  1. ^ a b c "Paški trokut u 10 godina posjetilo pola milijuna ljudi" [Pag Triangle visited by half a million people in 10 years)]. Jutarnji list (in Croatian). 2009-03-25. Archived from the original on 2016-03-03. Retrieved 2019-10-09. CS1 maint: discouraged parameter (link)
  2. ^ "Zanimljivosti (Curiosities)" (in Croatian). Town of Novalja Tourist Board.
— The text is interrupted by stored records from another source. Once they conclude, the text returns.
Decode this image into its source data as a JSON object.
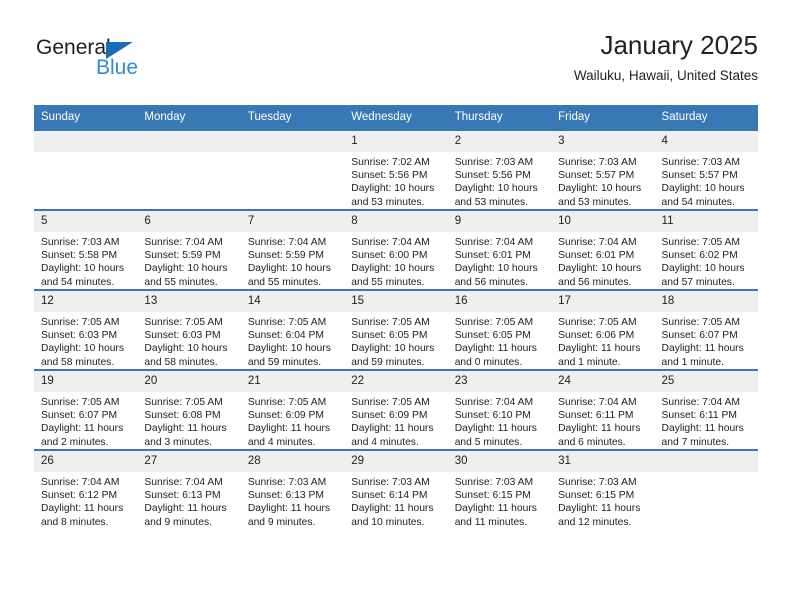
{
  "brand": {
    "word_one": "General",
    "word_two": "Blue",
    "logo_icon": "triangle-flag-icon"
  },
  "header": {
    "title": "January 2025",
    "subtitle": "Wailuku, Hawaii, United States"
  },
  "colors": {
    "header_blue": "#3878b4",
    "day_band_gray": "#efefef",
    "brand_blue": "#2e8bd8",
    "logo_blue": "#1b6cb5",
    "text": "#222222"
  },
  "weekday_headers": [
    "Sunday",
    "Monday",
    "Tuesday",
    "Wednesday",
    "Thursday",
    "Friday",
    "Saturday"
  ],
  "labels": {
    "sunrise_prefix": "Sunrise:",
    "sunset_prefix": "Sunset:",
    "daylight_prefix": "Daylight:"
  },
  "weeks": [
    [
      {
        "day": "",
        "empty": true
      },
      {
        "day": "",
        "empty": true
      },
      {
        "day": "",
        "empty": true
      },
      {
        "day": "1",
        "sunrise": "Sunrise: 7:02 AM",
        "sunset": "Sunset: 5:56 PM",
        "daylight_line1": "Daylight: 10 hours",
        "daylight_line2": "and 53 minutes."
      },
      {
        "day": "2",
        "sunrise": "Sunrise: 7:03 AM",
        "sunset": "Sunset: 5:56 PM",
        "daylight_line1": "Daylight: 10 hours",
        "daylight_line2": "and 53 minutes."
      },
      {
        "day": "3",
        "sunrise": "Sunrise: 7:03 AM",
        "sunset": "Sunset: 5:57 PM",
        "daylight_line1": "Daylight: 10 hours",
        "daylight_line2": "and 53 minutes."
      },
      {
        "day": "4",
        "sunrise": "Sunrise: 7:03 AM",
        "sunset": "Sunset: 5:57 PM",
        "daylight_line1": "Daylight: 10 hours",
        "daylight_line2": "and 54 minutes."
      }
    ],
    [
      {
        "day": "5",
        "sunrise": "Sunrise: 7:03 AM",
        "sunset": "Sunset: 5:58 PM",
        "daylight_line1": "Daylight: 10 hours",
        "daylight_line2": "and 54 minutes."
      },
      {
        "day": "6",
        "sunrise": "Sunrise: 7:04 AM",
        "sunset": "Sunset: 5:59 PM",
        "daylight_line1": "Daylight: 10 hours",
        "daylight_line2": "and 55 minutes."
      },
      {
        "day": "7",
        "sunrise": "Sunrise: 7:04 AM",
        "sunset": "Sunset: 5:59 PM",
        "daylight_line1": "Daylight: 10 hours",
        "daylight_line2": "and 55 minutes."
      },
      {
        "day": "8",
        "sunrise": "Sunrise: 7:04 AM",
        "sunset": "Sunset: 6:00 PM",
        "daylight_line1": "Daylight: 10 hours",
        "daylight_line2": "and 55 minutes."
      },
      {
        "day": "9",
        "sunrise": "Sunrise: 7:04 AM",
        "sunset": "Sunset: 6:01 PM",
        "daylight_line1": "Daylight: 10 hours",
        "daylight_line2": "and 56 minutes."
      },
      {
        "day": "10",
        "sunrise": "Sunrise: 7:04 AM",
        "sunset": "Sunset: 6:01 PM",
        "daylight_line1": "Daylight: 10 hours",
        "daylight_line2": "and 56 minutes."
      },
      {
        "day": "11",
        "sunrise": "Sunrise: 7:05 AM",
        "sunset": "Sunset: 6:02 PM",
        "daylight_line1": "Daylight: 10 hours",
        "daylight_line2": "and 57 minutes."
      }
    ],
    [
      {
        "day": "12",
        "sunrise": "Sunrise: 7:05 AM",
        "sunset": "Sunset: 6:03 PM",
        "daylight_line1": "Daylight: 10 hours",
        "daylight_line2": "and 58 minutes."
      },
      {
        "day": "13",
        "sunrise": "Sunrise: 7:05 AM",
        "sunset": "Sunset: 6:03 PM",
        "daylight_line1": "Daylight: 10 hours",
        "daylight_line2": "and 58 minutes."
      },
      {
        "day": "14",
        "sunrise": "Sunrise: 7:05 AM",
        "sunset": "Sunset: 6:04 PM",
        "daylight_line1": "Daylight: 10 hours",
        "daylight_line2": "and 59 minutes."
      },
      {
        "day": "15",
        "sunrise": "Sunrise: 7:05 AM",
        "sunset": "Sunset: 6:05 PM",
        "daylight_line1": "Daylight: 10 hours",
        "daylight_line2": "and 59 minutes."
      },
      {
        "day": "16",
        "sunrise": "Sunrise: 7:05 AM",
        "sunset": "Sunset: 6:05 PM",
        "daylight_line1": "Daylight: 11 hours",
        "daylight_line2": "and 0 minutes."
      },
      {
        "day": "17",
        "sunrise": "Sunrise: 7:05 AM",
        "sunset": "Sunset: 6:06 PM",
        "daylight_line1": "Daylight: 11 hours",
        "daylight_line2": "and 1 minute."
      },
      {
        "day": "18",
        "sunrise": "Sunrise: 7:05 AM",
        "sunset": "Sunset: 6:07 PM",
        "daylight_line1": "Daylight: 11 hours",
        "daylight_line2": "and 1 minute."
      }
    ],
    [
      {
        "day": "19",
        "sunrise": "Sunrise: 7:05 AM",
        "sunset": "Sunset: 6:07 PM",
        "daylight_line1": "Daylight: 11 hours",
        "daylight_line2": "and 2 minutes."
      },
      {
        "day": "20",
        "sunrise": "Sunrise: 7:05 AM",
        "sunset": "Sunset: 6:08 PM",
        "daylight_line1": "Daylight: 11 hours",
        "daylight_line2": "and 3 minutes."
      },
      {
        "day": "21",
        "sunrise": "Sunrise: 7:05 AM",
        "sunset": "Sunset: 6:09 PM",
        "daylight_line1": "Daylight: 11 hours",
        "daylight_line2": "and 4 minutes."
      },
      {
        "day": "22",
        "sunrise": "Sunrise: 7:05 AM",
        "sunset": "Sunset: 6:09 PM",
        "daylight_line1": "Daylight: 11 hours",
        "daylight_line2": "and 4 minutes."
      },
      {
        "day": "23",
        "sunrise": "Sunrise: 7:04 AM",
        "sunset": "Sunset: 6:10 PM",
        "daylight_line1": "Daylight: 11 hours",
        "daylight_line2": "and 5 minutes."
      },
      {
        "day": "24",
        "sunrise": "Sunrise: 7:04 AM",
        "sunset": "Sunset: 6:11 PM",
        "daylight_line1": "Daylight: 11 hours",
        "daylight_line2": "and 6 minutes."
      },
      {
        "day": "25",
        "sunrise": "Sunrise: 7:04 AM",
        "sunset": "Sunset: 6:11 PM",
        "daylight_line1": "Daylight: 11 hours",
        "daylight_line2": "and 7 minutes."
      }
    ],
    [
      {
        "day": "26",
        "sunrise": "Sunrise: 7:04 AM",
        "sunset": "Sunset: 6:12 PM",
        "daylight_line1": "Daylight: 11 hours",
        "daylight_line2": "and 8 minutes."
      },
      {
        "day": "27",
        "sunrise": "Sunrise: 7:04 AM",
        "sunset": "Sunset: 6:13 PM",
        "daylight_line1": "Daylight: 11 hours",
        "daylight_line2": "and 9 minutes."
      },
      {
        "day": "28",
        "sunrise": "Sunrise: 7:03 AM",
        "sunset": "Sunset: 6:13 PM",
        "daylight_line1": "Daylight: 11 hours",
        "daylight_line2": "and 9 minutes."
      },
      {
        "day": "29",
        "sunrise": "Sunrise: 7:03 AM",
        "sunset": "Sunset: 6:14 PM",
        "daylight_line1": "Daylight: 11 hours",
        "daylight_line2": "and 10 minutes."
      },
      {
        "day": "30",
        "sunrise": "Sunrise: 7:03 AM",
        "sunset": "Sunset: 6:15 PM",
        "daylight_line1": "Daylight: 11 hours",
        "daylight_line2": "and 11 minutes."
      },
      {
        "day": "31",
        "sunrise": "Sunrise: 7:03 AM",
        "sunset": "Sunset: 6:15 PM",
        "daylight_line1": "Daylight: 11 hours",
        "daylight_line2": "and 12 minutes."
      },
      {
        "day": "",
        "empty": true
      }
    ]
  ]
}
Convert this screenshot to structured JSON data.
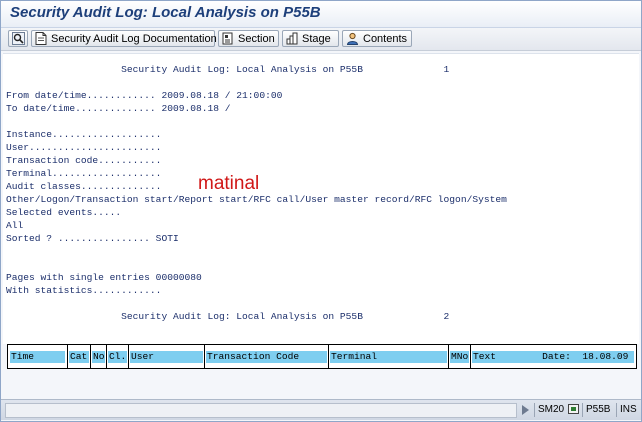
{
  "window": {
    "title": "Security Audit Log: Local Analysis on P55B"
  },
  "toolbar": {
    "buttons": [
      {
        "label": ""
      },
      {
        "label": "Security Audit Log Documentation"
      },
      {
        "label": "Section"
      },
      {
        "label": "Stage"
      },
      {
        "label": "Contents"
      }
    ]
  },
  "report": {
    "lines": [
      "                    Security Audit Log: Local Analysis on P55B              1",
      "",
      "From date/time............ 2009.08.18 / 21:00:00",
      "To date/time.............. 2009.08.18 /",
      "",
      "Instance...................",
      "User.......................",
      "Transaction code...........",
      "Terminal...................",
      "Audit classes..............",
      "Other/Logon/Transaction start/Report start/RFC call/User master record/RFC logon/System",
      "Selected events.....",
      "All",
      "Sorted ? ................ SOTI",
      "",
      "",
      "Pages with single entries 00000080",
      "With statistics............",
      "",
      "                    Security Audit Log: Local Analysis on P55B              2"
    ],
    "annotation": "matinal"
  },
  "table": {
    "headers": [
      "Time",
      "Cat",
      "No",
      "Cl.",
      "User",
      "Transaction Code",
      "Terminal",
      "MNo",
      "Text        Date:  18.08.09"
    ]
  },
  "status": {
    "tcode": "SM20",
    "system": "P55B",
    "mode": "INS"
  },
  "colors": {
    "title": "#1d3f7a",
    "report_text": "#1c2f6b",
    "header_fill": "#7ecef0",
    "annotation": "#d01818"
  }
}
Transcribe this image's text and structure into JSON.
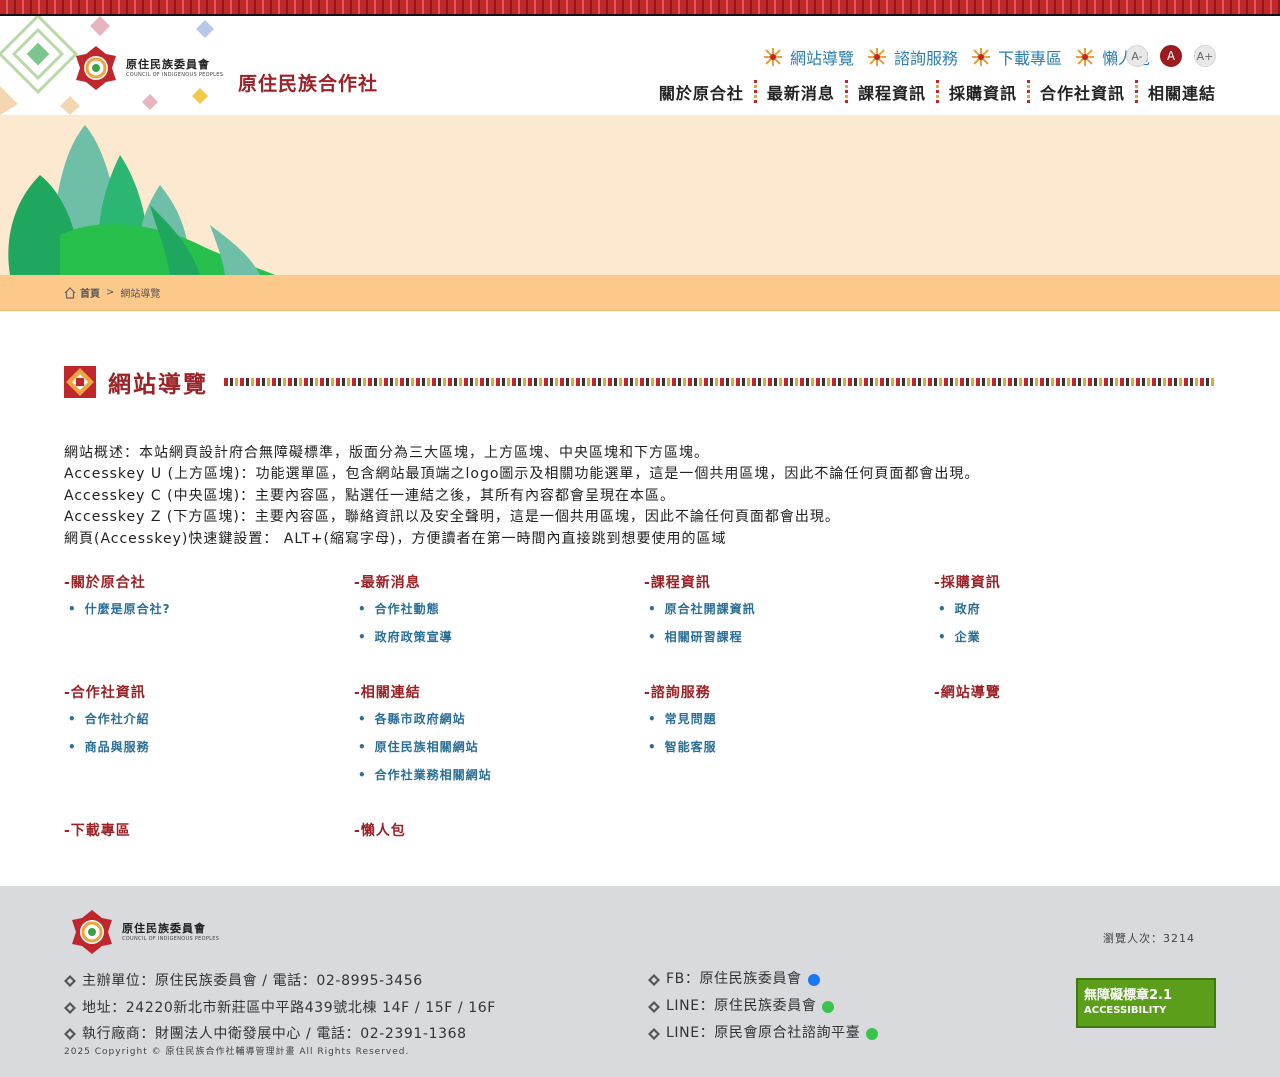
{
  "header": {
    "logo_cn": "原住民族委員會",
    "logo_en": "COUNCIL OF INDIGENOUS PEOPLES",
    "site_title": "原住民族合作社",
    "top_links": [
      "網站導覽",
      "諮詢服務",
      "下載專區",
      "懶人包"
    ],
    "font_sizes": [
      "A-",
      "A",
      "A+"
    ],
    "main_nav": [
      "關於原合社",
      "最新消息",
      "課程資訊",
      "採購資訊",
      "合作社資訊",
      "相關連結"
    ]
  },
  "breadcrumb": {
    "home": "首頁",
    "separator": ">",
    "current": "網站導覽"
  },
  "page": {
    "title": "網站導覽",
    "intro": [
      "網站概述：本站網頁設計府合無障礙標準，版面分為三大區塊，上方區塊、中央區塊和下方區塊。",
      "Accesskey U (上方區塊)：功能選單區，包含網站最頂端之logo圖示及相關功能選單，這是一個共用區塊，因此不論任何頁面都會出現。",
      "Accesskey C (中央區塊)：主要內容區，點選任一連結之後，其所有內容都會呈現在本區。",
      "Accesskey Z (下方區塊)：主要內容區，聯絡資訊以及安全聲明，這是一個共用區塊，因此不論任何頁面都會出現。",
      "網頁(Accesskey)快速鍵設置： ALT+(縮寫字母)，方便讀者在第一時間內直接跳到想要使用的區域"
    ],
    "sitemap": [
      {
        "title": "-關於原合社",
        "items": [
          "什麼是原合社?"
        ]
      },
      {
        "title": "-最新消息",
        "items": [
          "合作社動態",
          "政府政策宣導"
        ]
      },
      {
        "title": "-課程資訊",
        "items": [
          "原合社開課資訊",
          "相關研習課程"
        ]
      },
      {
        "title": "-採購資訊",
        "items": [
          "政府",
          "企業"
        ]
      },
      {
        "title": "-合作社資訊",
        "items": [
          "合作社介紹",
          "商品與服務"
        ]
      },
      {
        "title": "-相關連結",
        "items": [
          "各縣市政府網站",
          "原住民族相關網站",
          "合作社業務相關網站"
        ]
      },
      {
        "title": "-諮詢服務",
        "items": [
          "常見問題",
          "智能客服"
        ]
      },
      {
        "title": "-網站導覽",
        "items": []
      },
      {
        "title": "-下載專區",
        "items": []
      },
      {
        "title": "-懶人包",
        "items": []
      }
    ]
  },
  "footer": {
    "logo_cn": "原住民族委員會",
    "logo_en": "COUNCIL OF INDIGENOUS PEOPLES",
    "left": [
      "主辦單位：原住民族委員會 / 電話：02-8995-3456",
      "地址：24220新北市新莊區中平路439號北棟 14F / 15F / 16F",
      "執行廠商：財團法人中衛發展中心 / 電話：02-2391-1368"
    ],
    "right": [
      "FB：原住民族委員會",
      "LINE：原住民族委員會",
      "LINE：原民會原合社諮詢平臺"
    ],
    "copyright": "2025 Copyright © 原住民族合作社輔導管理計畫 All Rights Reserved.",
    "visits": "瀏覽人次：3214",
    "badge_line1": "無障礙標章2.1",
    "badge_line2": "ACCESSIBILITY"
  },
  "colors": {
    "brand_red": "#9b2226",
    "link_blue": "#2a6f97",
    "top_link": "#2b7fb0",
    "banner_bg": "#fde9cf",
    "breadbar": "#fdc98a",
    "footer_bg": "#d8dade"
  }
}
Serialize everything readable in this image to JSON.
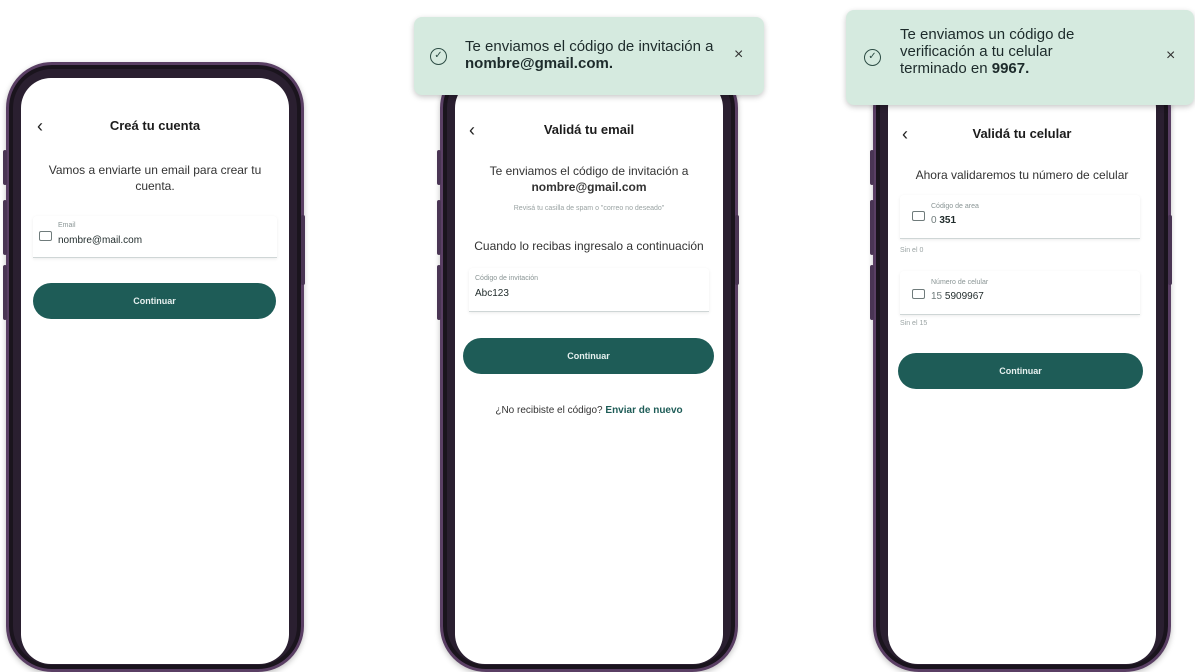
{
  "screen1": {
    "back_icon": "chevron-left-icon",
    "title": "Creá tu cuenta",
    "subtitle": "Vamos a enviarte un email para crear tu cuenta.",
    "email_field": {
      "label": "Email",
      "value": "nombre@mail.com",
      "icon": "mail-icon"
    },
    "continue_label": "Continuar"
  },
  "screen2": {
    "toast": {
      "text_prefix": "Te enviamos el código de invitación a ",
      "text_bold": "nombre@gmail.com.",
      "close": "×",
      "icon": "check-circle-icon"
    },
    "back_icon": "chevron-left-icon",
    "title": "Validá tu email",
    "subtitle_line1": "Te enviamos el código de invitación a",
    "subtitle_line2": "nombre@gmail.com",
    "hint_spam": "Revisá tu casilla de spam o \"correo no deseado\"",
    "instruction": "Cuando lo recibas ingresalo a continuación",
    "code_field": {
      "label": "Código de invitación",
      "value": "Abc123"
    },
    "continue_label": "Continuar",
    "resend_question": "¿No recibiste el código?",
    "resend_link": "Enviar de nuevo"
  },
  "screen3": {
    "toast": {
      "text_line1": "Te enviamos un código de",
      "text_line2": "verificación a tu celular",
      "text_prefix3": "terminado en ",
      "text_bold": "9967.",
      "close": "×",
      "icon": "check-circle-icon"
    },
    "back_icon": "chevron-left-icon",
    "title": "Validá tu celular",
    "subtitle": "Ahora validaremos tu número de celular",
    "area_field": {
      "label": "Código de area",
      "prefix": "0",
      "value": "351",
      "icon": "message-icon"
    },
    "area_hint": "Sin el 0",
    "phone_field": {
      "label": "Número de celular",
      "prefix": "15",
      "value": "5909967",
      "icon": "message-icon"
    },
    "phone_hint": "Sin el 15",
    "continue_label": "Continuar"
  },
  "colors": {
    "primary": "#1e5c57",
    "toast_bg": "#d5eadf",
    "frame": "#2a1f30"
  }
}
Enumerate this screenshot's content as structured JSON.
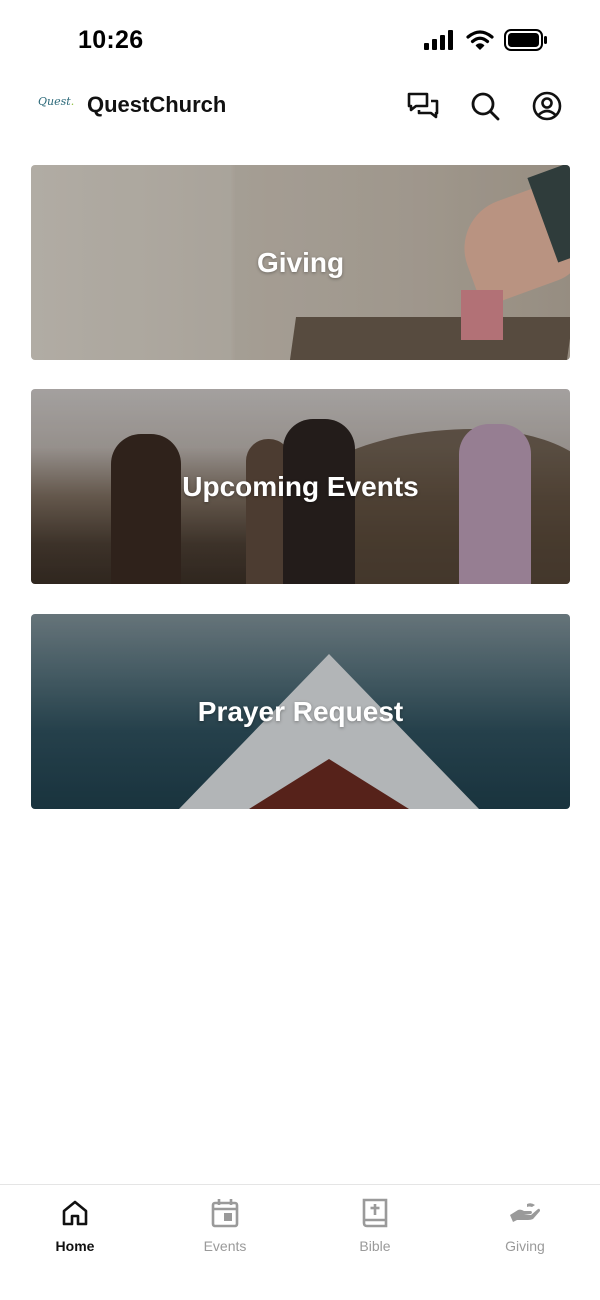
{
  "status_bar": {
    "time": "10:26"
  },
  "header": {
    "logo_text": "Quest",
    "title": "QuestChurch",
    "icons": [
      "chat-icon",
      "search-icon",
      "account-icon"
    ]
  },
  "cards": [
    {
      "label": "Giving"
    },
    {
      "label": "Upcoming Events"
    },
    {
      "label": "Prayer Request"
    }
  ],
  "tab_bar": {
    "tabs": [
      {
        "label": "Home",
        "icon": "home-icon",
        "active": true
      },
      {
        "label": "Events",
        "icon": "calendar-icon",
        "active": false
      },
      {
        "label": "Bible",
        "icon": "bible-icon",
        "active": false
      },
      {
        "label": "Giving",
        "icon": "giving-hand-icon",
        "active": false
      }
    ]
  },
  "colors": {
    "active_tab": "#111111",
    "inactive_tab": "#9a9a9a",
    "logo_teal": "#2d6a7a",
    "logo_green": "#8bbd3a"
  }
}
Archived from the original on 2011-09-06. Retrieved 2011-08-26. CS1 maint: discouraged parameter (link)
  3. ^ "Croatia: a UFO landed about 10,000 years ago?". Retrieved 12 July 2013. CS1 maint: discouraged parameter (link)
  4. ^ a b "Izgrađena cesta do Paškog trokuta (Road connecting the Pag Triangle built)" (in Croatian). 2009-03-25. Retrieved 2011-08-26. CS1 maint: discouraged parameter (link)

Coordinates: 44°33′45″N 14°55′09″E / 44.56255751°N 14.91909027°E / 44.56255751; 14.91909027